**What to do**
Filter these entries so that only lines with the word "member" remain.

*** Block opens ***

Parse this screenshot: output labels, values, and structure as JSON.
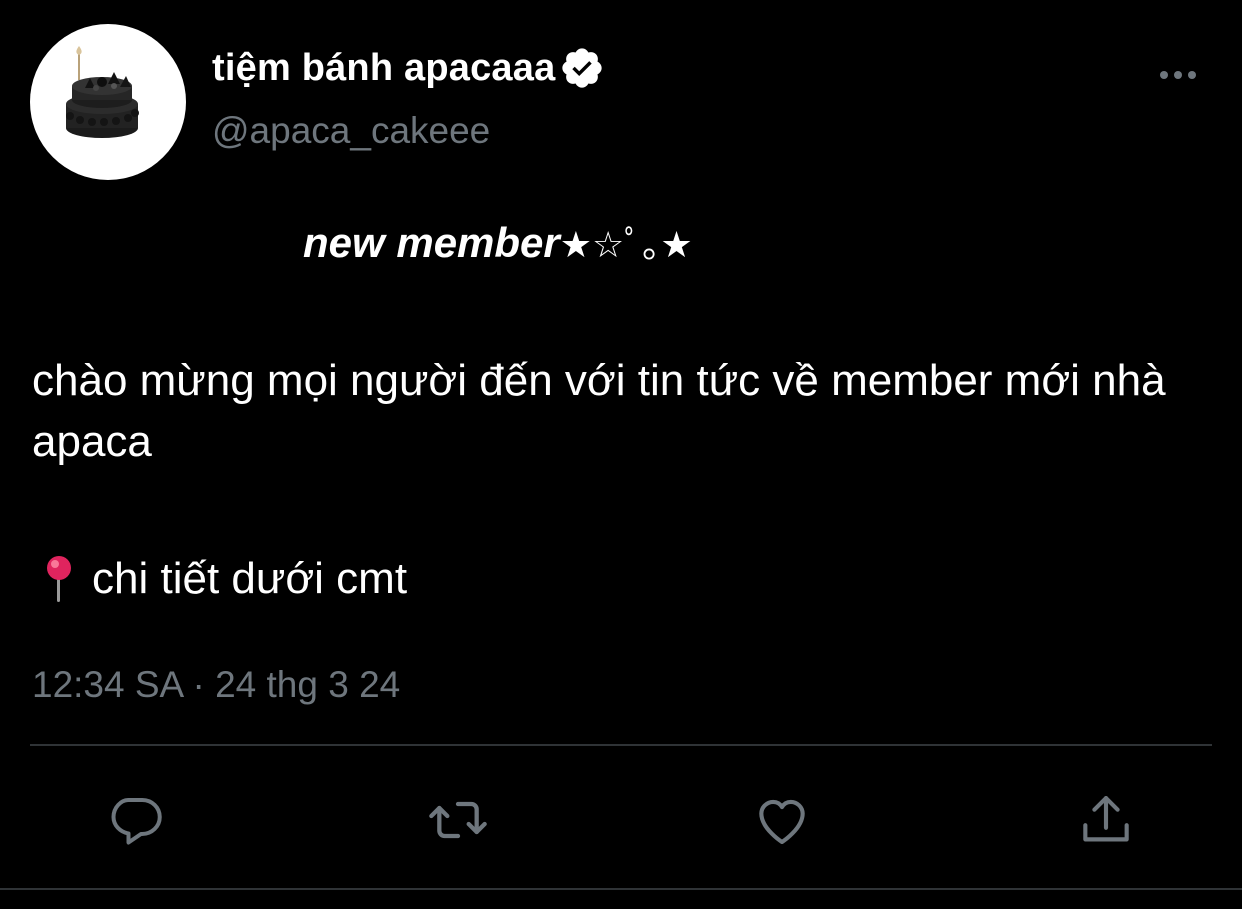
{
  "tweet": {
    "author": {
      "display_name": "tiệm bánh apacaaa",
      "handle": "@apaca_cakeee",
      "verified": true
    },
    "headline": {
      "main": "new member",
      "decoration": "★☆ﾟ｡★"
    },
    "body_lines": [
      "chào mừng mọi người đến với tin tức về member mới nhà apaca"
    ],
    "pin_text": "chi tiết dưới cmt",
    "timestamp": "12:34 SA · 24 thg 3 24"
  },
  "actions": {
    "reply_icon": "reply-icon",
    "retweet_icon": "retweet-icon",
    "like_icon": "heart-icon",
    "share_icon": "share-icon"
  },
  "colors": {
    "background": "#000000",
    "text_primary": "#ffffff",
    "text_secondary": "#6e767d",
    "icon": "#6e767d",
    "divider": "#2f3336"
  }
}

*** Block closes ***

**Answer below**
      "main": "new member",
      "chào mừng mọi người đến với tin tức về member mới nhà apaca"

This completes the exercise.